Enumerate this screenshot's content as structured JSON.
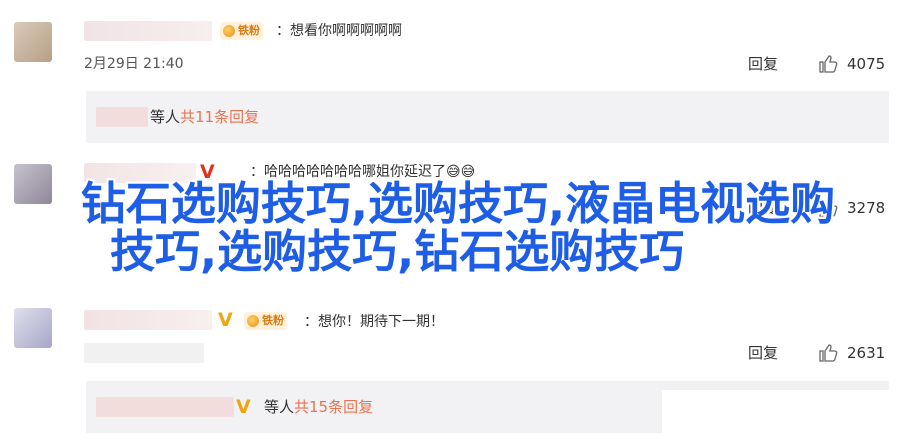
{
  "comments": [
    {
      "text": "：想看你啊啊啊啊啊",
      "fan_badge": "铁粉",
      "time": "2月29日 21:40",
      "reply_label": "回复",
      "likes": "4075",
      "sub": {
        "prefix": "等人",
        "link": "共11条回复"
      }
    },
    {
      "text": "：哈哈哈哈哈哈哈哪姐你延迟了",
      "verified": "V",
      "emoji": "😅😅",
      "reply_label": "回复",
      "likes": "3278"
    },
    {
      "text": "：想你！期待下一期！",
      "verified": "V",
      "fan_badge": "铁粉",
      "reply_label": "回复",
      "likes": "2631",
      "sub": {
        "verified": "V",
        "prefix": "等人",
        "link": "共15条回复"
      }
    }
  ],
  "overlay": {
    "line1": "钻石选购技巧,选购技巧,液晶电视选购",
    "line2": "技巧,选购技巧,钻石选购技巧"
  },
  "colors": {
    "overlay_text": "#1e5ee6",
    "link": "#eb7350",
    "fan_badge": "#e07a10"
  }
}
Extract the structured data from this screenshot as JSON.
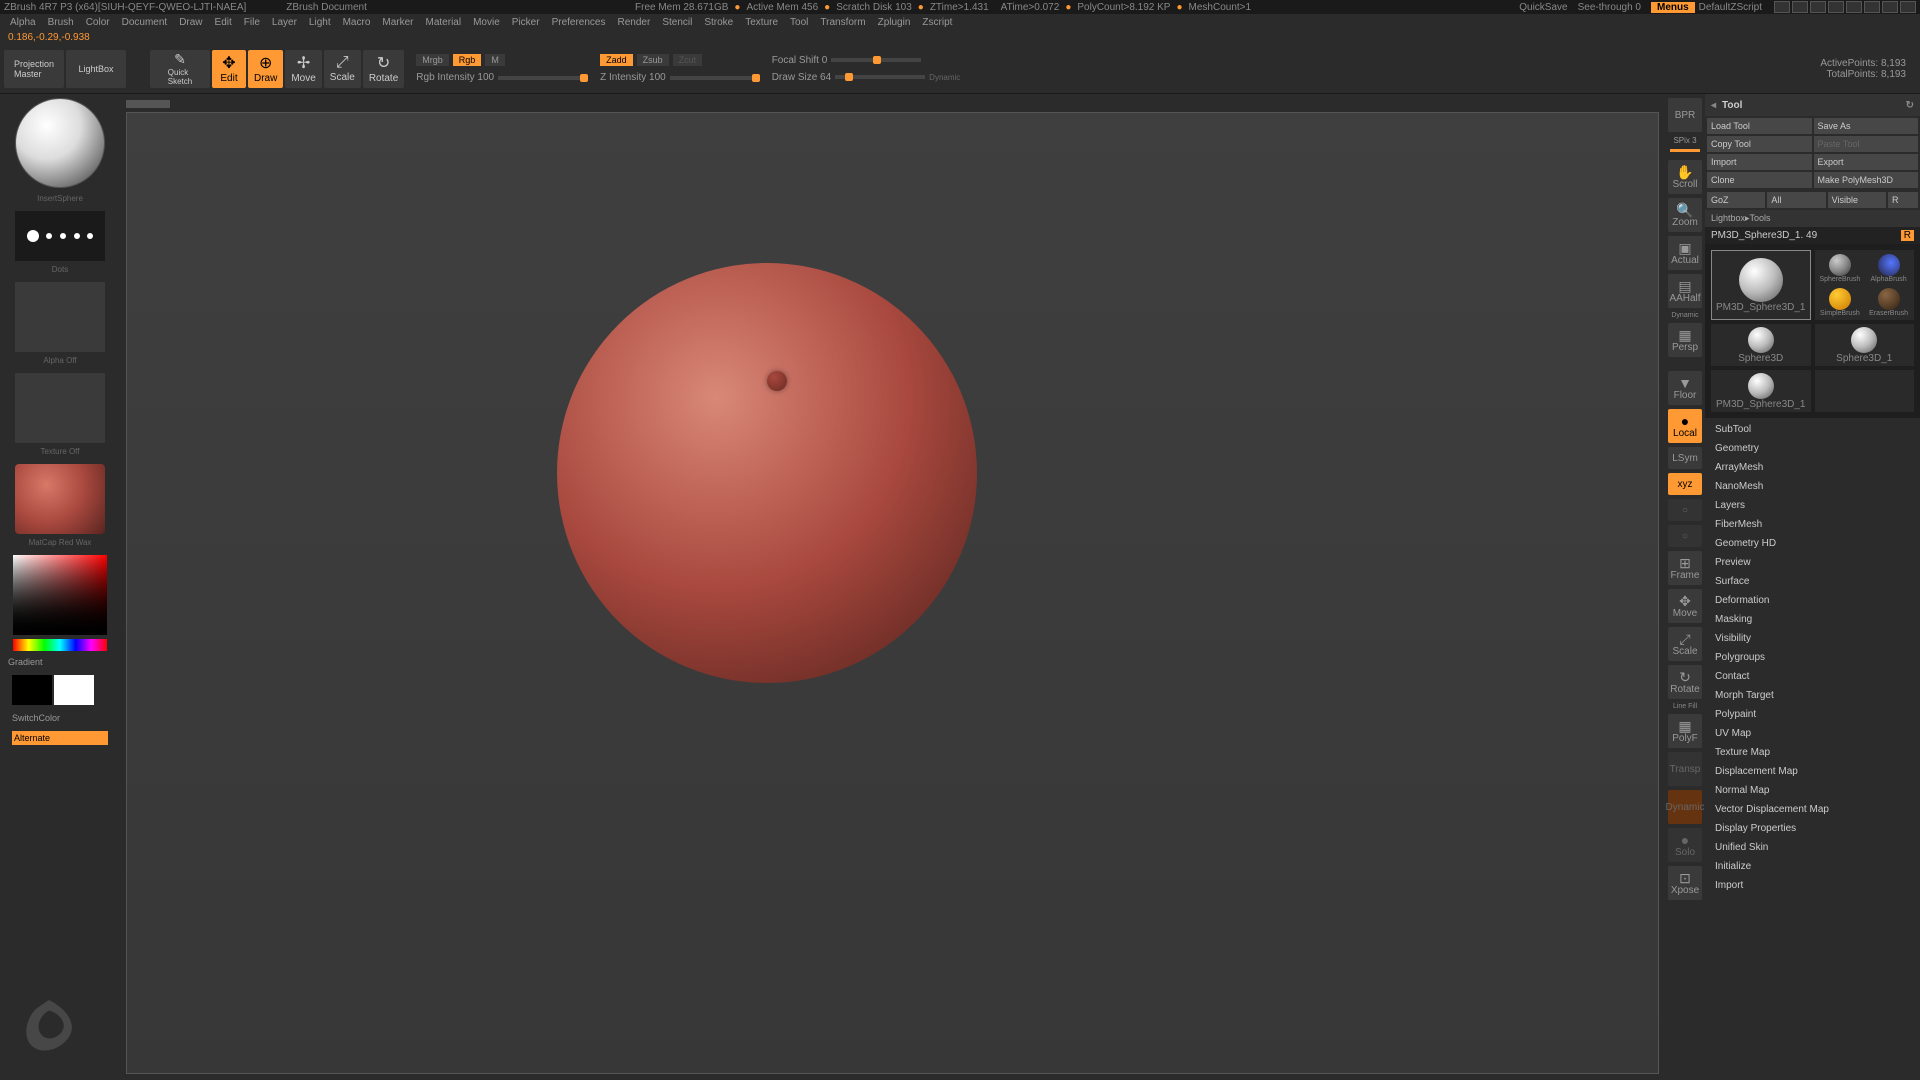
{
  "title": {
    "app": "ZBrush 4R7 P3 (x64)[SIUH-QEYF-QWEO-LJTI-NAEA]",
    "doc": "ZBrush Document",
    "stats": {
      "freemem": "Free Mem 28.671GB",
      "activemem": "Active Mem 456",
      "scratch": "Scratch Disk 103",
      "ztime": "ZTime>1.431",
      "atime": "ATime>0.072",
      "polycount": "PolyCount>8.192 KP",
      "meshcount": "MeshCount>1"
    },
    "quicksave": "QuickSave",
    "seethrough": "See-through  0",
    "menus": "Menus",
    "defaultscript": "DefaultZScript"
  },
  "menus": [
    "Alpha",
    "Brush",
    "Color",
    "Document",
    "Draw",
    "Edit",
    "File",
    "Layer",
    "Light",
    "Macro",
    "Marker",
    "Material",
    "Movie",
    "Picker",
    "Preferences",
    "Render",
    "Stencil",
    "Stroke",
    "Texture",
    "Tool",
    "Transform",
    "Zplugin",
    "Zscript"
  ],
  "coords": "0.186,-0.29,-0.938",
  "toolbar": {
    "projection": "Projection\nMaster",
    "lightbox": "LightBox",
    "quicksketch": "Quick\nSketch",
    "edit": "Edit",
    "draw": "Draw",
    "move": "Move",
    "scale": "Scale",
    "rotate": "Rotate",
    "mrgb": "Mrgb",
    "rgb": "Rgb",
    "m": "M",
    "rgbint": "Rgb Intensity 100",
    "zadd": "Zadd",
    "zsub": "Zsub",
    "zcut": "Zcut",
    "zint": "Z Intensity 100",
    "focal": "Focal Shift 0",
    "drawsize": "Draw Size 64",
    "dynamic": "Dynamic",
    "activepts": "ActivePoints: 8,193",
    "totalpts": "TotalPoints: 8,193"
  },
  "left": {
    "brush": "InsertSphere",
    "stroke": "Dots",
    "alpha": "Alpha Off",
    "texture": "Texture Off",
    "material": "MatCap Red Wax",
    "gradient": "Gradient",
    "switchcolor": "SwitchColor",
    "alternate": "Alternate"
  },
  "shelf": {
    "bpr": "BPR",
    "spix": "SPix 3",
    "scroll": "Scroll",
    "zoom": "Zoom",
    "actual": "Actual",
    "aahalf": "AAHalf",
    "dynamic_lbl": "Dynamic",
    "persp": "Persp",
    "floor": "Floor",
    "local": "Local",
    "lsym": "LSym",
    "xyz": "xyz",
    "frame": "Frame",
    "moveb": "Move",
    "scaleb": "Scale",
    "rotateb": "Rotate",
    "linefill": "Line Fill",
    "polyf": "PolyF",
    "transp": "Transp",
    "dynamic2": "Dynamic",
    "solo": "Solo",
    "xpose": "Xpose"
  },
  "right": {
    "hdr": "Tool",
    "loadtool": "Load Tool",
    "saveas": "Save As",
    "copytool": "Copy Tool",
    "pastetool": "Paste Tool",
    "import": "Import",
    "export": "Export",
    "clone": "Clone",
    "makepm": "Make PolyMesh3D",
    "goz": "GoZ",
    "all": "All",
    "visible": "Visible",
    "r": "R",
    "lbtools": "Lightbox▸Tools",
    "pmname": "PM3D_Sphere3D_1. 49",
    "tools": {
      "t1": "PM3D_Sphere3D_1",
      "t2": "SphereBrush",
      "t3": "AlphaBrush",
      "t4": "SimpleBrush",
      "t5": "EraserBrush",
      "t6": "Sphere3D",
      "t7": "Sphere3D_1",
      "t8": "PM3D_Sphere3D_1"
    },
    "sections": [
      "SubTool",
      "Geometry",
      "ArrayMesh",
      "NanoMesh",
      "Layers",
      "FiberMesh",
      "Geometry HD",
      "Preview",
      "Surface",
      "Deformation",
      "Masking",
      "Visibility",
      "Polygroups",
      "Contact",
      "Morph Target",
      "Polypaint",
      "UV Map",
      "Texture Map",
      "Displacement Map",
      "Normal Map",
      "Vector Displacement Map",
      "Display Properties",
      "Unified Skin",
      "Initialize",
      "Import"
    ]
  }
}
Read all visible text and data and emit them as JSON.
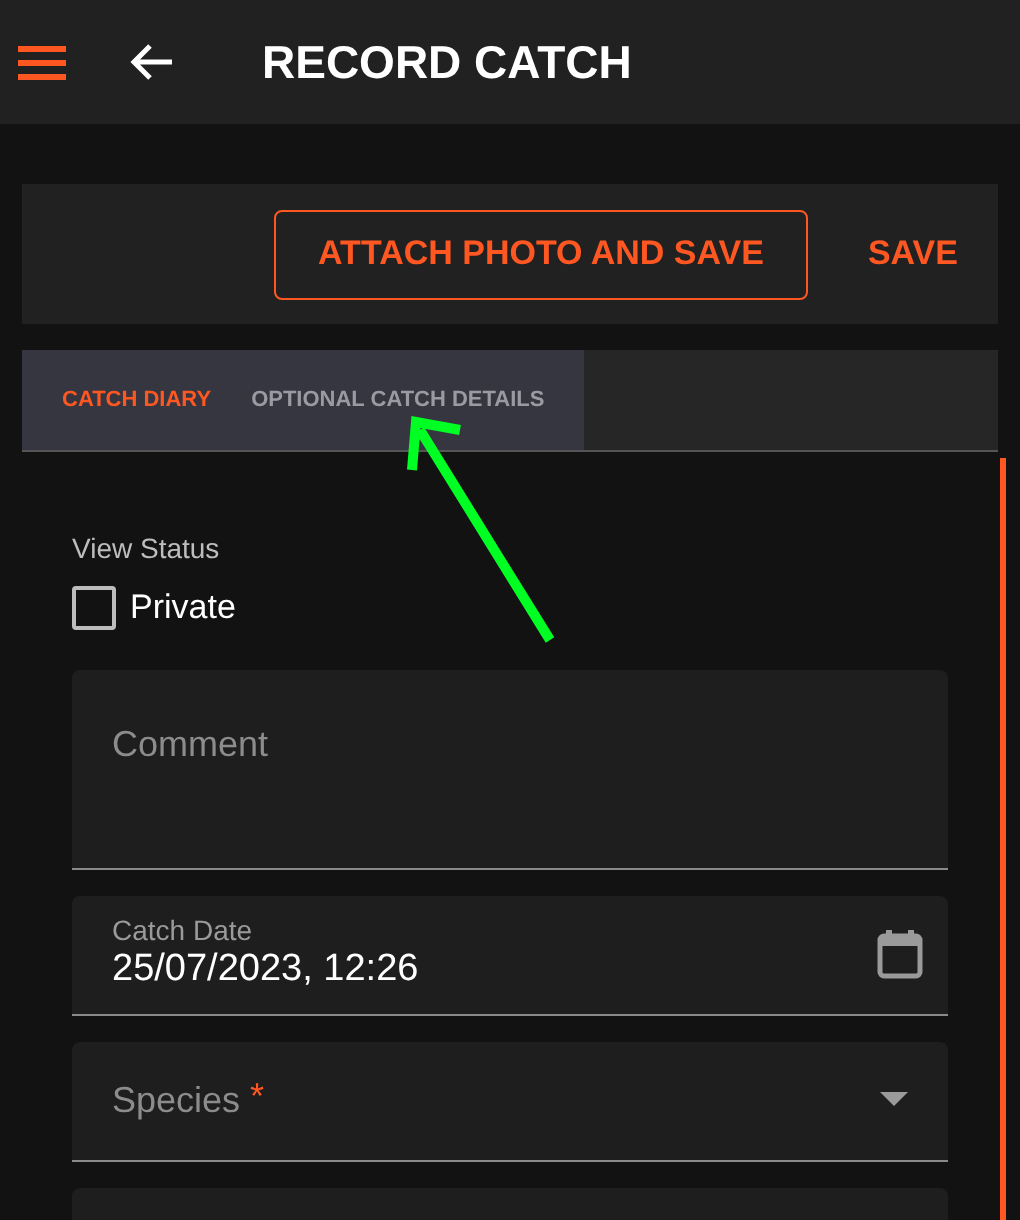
{
  "header": {
    "title": "RECORD CATCH"
  },
  "actions": [
    {
      "label": "ATTACH PHOTO AND SAVE",
      "kind": "outlined"
    },
    {
      "label": "SAVE",
      "kind": "text"
    }
  ],
  "tabs": [
    {
      "label": "CATCH DIARY",
      "selected": true
    },
    {
      "label": "OPTIONAL CATCH DETAILS",
      "selected": false
    }
  ],
  "view_status": {
    "label": "View Status",
    "checkbox": {
      "label": "Private",
      "checked": false
    }
  },
  "fields": [
    {
      "kind": "textarea",
      "placeholder": "Comment"
    },
    {
      "kind": "date",
      "label": "Catch Date",
      "value": "25/07/2023, 12:26"
    },
    {
      "kind": "select",
      "placeholder": "Species",
      "required_mark": "*"
    },
    {
      "kind": "blank"
    }
  ]
}
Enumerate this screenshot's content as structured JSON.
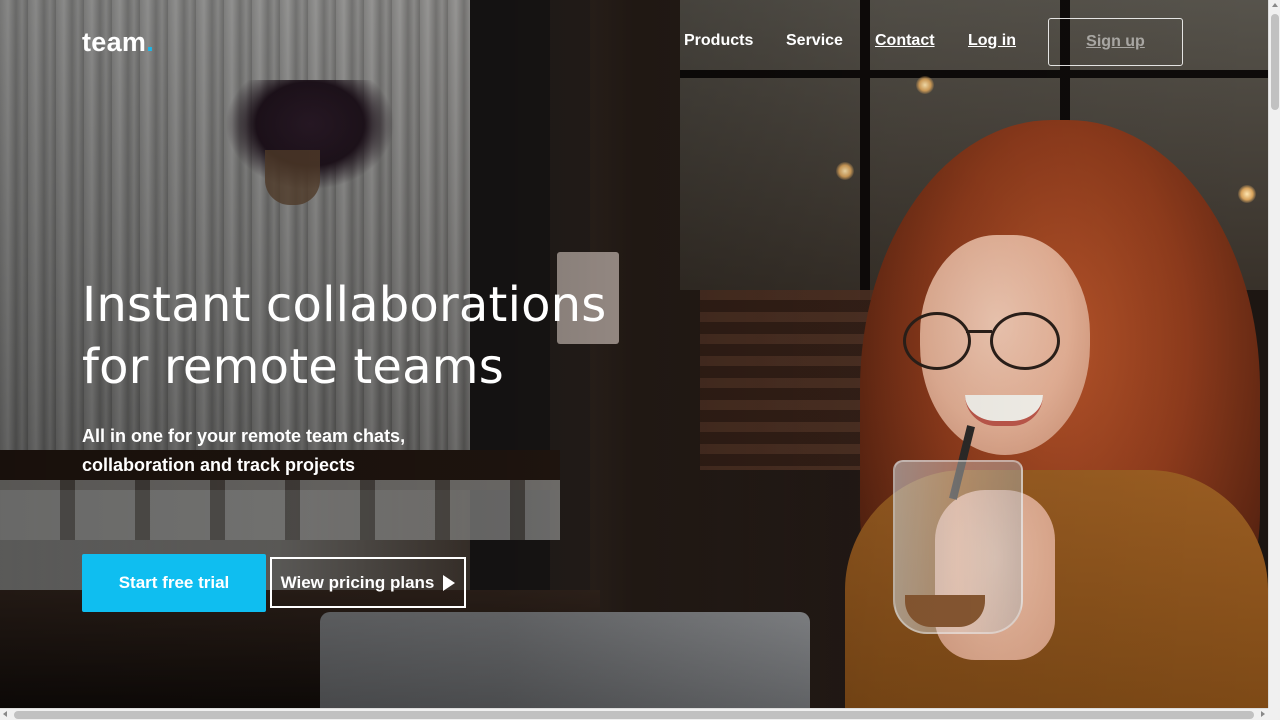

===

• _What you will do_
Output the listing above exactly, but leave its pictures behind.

• _Exercise output_
Enumerate this screenshot's content as structured JSON.
{
  "comments": [
    {
      "text": "：想看你啊啊啊啊啊",
      "fan_badge": "铁粉",
      "time": "2月29日 21:40",
      "reply_label": "回复",
      "likes": "4075",
      "sub": {
        "prefix": "等人",
        "link": "共11条回复"
      }
    },
    {
      "text": "：哈哈哈哈哈哈哈哪姐你延迟了",
      "verified": "V",
      "emoji": "😅😅",
      "reply_label": "回复",
      "likes": "3278"
    },
    {
      "text": "：想你！期待下一期！",
      "verified": "V",
      "fan_badge": "铁粉",
      "reply_label": "回复",
      "likes": "2631",
      "sub": {
        "verified": "V",
        "prefix": "等人",
        "link": "共15条回复"
      }
    }
  ],
  "overlay": {
    "line1": "钻石选购技巧,选购技巧,液晶电视选购",
    "line2": "技巧,选购技巧,钻石选购技巧"
  },
  "colors": {
    "overlay_text": "#1e5ee6",
    "link": "#eb7350",
    "fan_badge": "#e07a10"
  }
}
Extract the structured data from this screenshot as JSON.
{
  "title": {
    "app": "ZBrush 4R7 P3 (x64)[SIUH-QEYF-QWEO-LJTI-NAEA]",
    "doc": "ZBrush Document",
    "stats": {
      "freemem": "Free Mem 28.671GB",
      "activemem": "Active Mem 456",
      "scratch": "Scratch Disk 103",
      "ztime": "ZTime>1.431",
      "atime": "ATime>0.072",
      "polycount": "PolyCount>8.192 KP",
      "meshcount": "MeshCount>1"
    },
    "quicksave": "QuickSave",
    "seethrough": "See-through  0",
    "menus": "Menus",
    "defaultscript": "DefaultZScript"
  },
  "menus": [
    "Alpha",
    "Brush",
    "Color",
    "Document",
    "Draw",
    "Edit",
    "File",
    "Layer",
    "Light",
    "Macro",
    "Marker",
    "Material",
    "Movie",
    "Picker",
    "Preferences",
    "Render",
    "Stencil",
    "Stroke",
    "Texture",
    "Tool",
    "Transform",
    "Zplugin",
    "Zscript"
  ],
  "coords": "0.186,-0.29,-0.938",
  "toolbar": {
    "projection": "Projection\nMaster",
    "lightbox": "LightBox",
    "quicksketch": "Quick\nSketch",
    "edit": "Edit",
    "draw": "Draw",
    "move": "Move",
    "scale": "Scale",
    "rotate": "Rotate",
    "mrgb": "Mrgb",
    "rgb": "Rgb",
    "m": "M",
    "rgbint": "Rgb Intensity 100",
    "zadd": "Zadd",
    "zsub": "Zsub",
    "zcut": "Zcut",
    "zint": "Z Intensity 100",
    "focal": "Focal Shift 0",
    "drawsize": "Draw Size 64",
    "dynamic": "Dynamic",
    "activepts": "ActivePoints: 8,193",
    "totalpts": "TotalPoints: 8,193"
  },
  "left": {
    "brush": "InsertSphere",
    "stroke": "Dots",
    "alpha": "Alpha Off",
    "texture": "Texture Off",
    "material": "MatCap Red Wax",
    "gradient": "Gradient",
    "switchcolor": "SwitchColor",
    "alternate": "Alternate"
  },
  "shelf": {
    "bpr": "BPR",
    "spix": "SPix 3",
    "scroll": "Scroll",
    "zoom": "Zoom",
    "actual": "Actual",
    "aahalf": "AAHalf",
    "dynamic_lbl": "Dynamic",
    "persp": "Persp",
    "floor": "Floor",
    "local": "Local",
    "lsym": "LSym",
    "xyz": "xyz",
    "frame": "Frame",
    "moveb": "Move",
    "scaleb": "Scale",
    "rotateb": "Rotate",
    "linefill": "Line Fill",
    "polyf": "PolyF",
    "transp": "Transp",
    "dynamic2": "Dynamic",
    "solo": "Solo",
    "xpose": "Xpose"
  },
  "right": {
    "hdr": "Tool",
    "loadtool": "Load Tool",
    "saveas": "Save As",
    "copytool": "Copy Tool",
    "pastetool": "Paste Tool",
    "import": "Import",
    "export": "Export",
    "clone": "Clone",
    "makepm": "Make PolyMesh3D",
    "goz": "GoZ",
    "all": "All",
    "visible": "Visible",
    "r": "R",
    "lbtools": "Lightbox▸Tools",
    "pmname": "PM3D_Sphere3D_1. 49",
    "tools": {
      "t1": "PM3D_Sphere3D_1",
      "t2": "SphereBrush",
      "t3": "AlphaBrush",
      "t4": "SimpleBrush",
      "t5": "EraserBrush",
      "t6": "Sphere3D",
      "t7": "Sphere3D_1",
      "t8": "PM3D_Sphere3D_1"
    },
    "sections": [
      "SubTool",
      "Geometry",
      "ArrayMesh",
      "NanoMesh",
      "Layers",
      "FiberMesh",
      "Geometry HD",
      "Preview",
      "Surface",
      "Deformation",
      "Masking",
      "Visibility",
      "Polygroups",
      "Contact",
      "Morph Target",
      "Polypaint",
      "UV Map",
      "Texture Map",
      "Displacement Map",
      "Normal Map",
      "Vector Displacement Map",
      "Display Properties",
      "Unified Skin",
      "Initialize",
      "Import"
    ]
  }
}
Read all visible text and data and emit them as JSON.
{
  "header": {
    "title": "RECORD CATCH"
  },
  "actions": [
    {
      "label": "ATTACH PHOTO AND SAVE",
      "kind": "outlined"
    },
    {
      "label": "SAVE",
      "kind": "text"
    }
  ],
  "tabs": [
    {
      "label": "CATCH DIARY",
      "selected": true
    },
    {
      "label": "OPTIONAL CATCH DETAILS",
      "selected": false
    }
  ],
  "view_status": {
    "label": "View Status",
    "checkbox": {
      "label": "Private",
      "checked": false
    }
  },
  "fields": [
    {
      "kind": "textarea",
      "placeholder": "Comment"
    },
    {
      "kind": "date",
      "label": "Catch Date",
      "value": "25/07/2023, 12:26"
    },
    {
      "kind": "select",
      "placeholder": "Species",
      "required_mark": "*"
    },
    {
      "kind": "blank"
    }
  ]
}
Enumerate this screenshot's content as structured JSON.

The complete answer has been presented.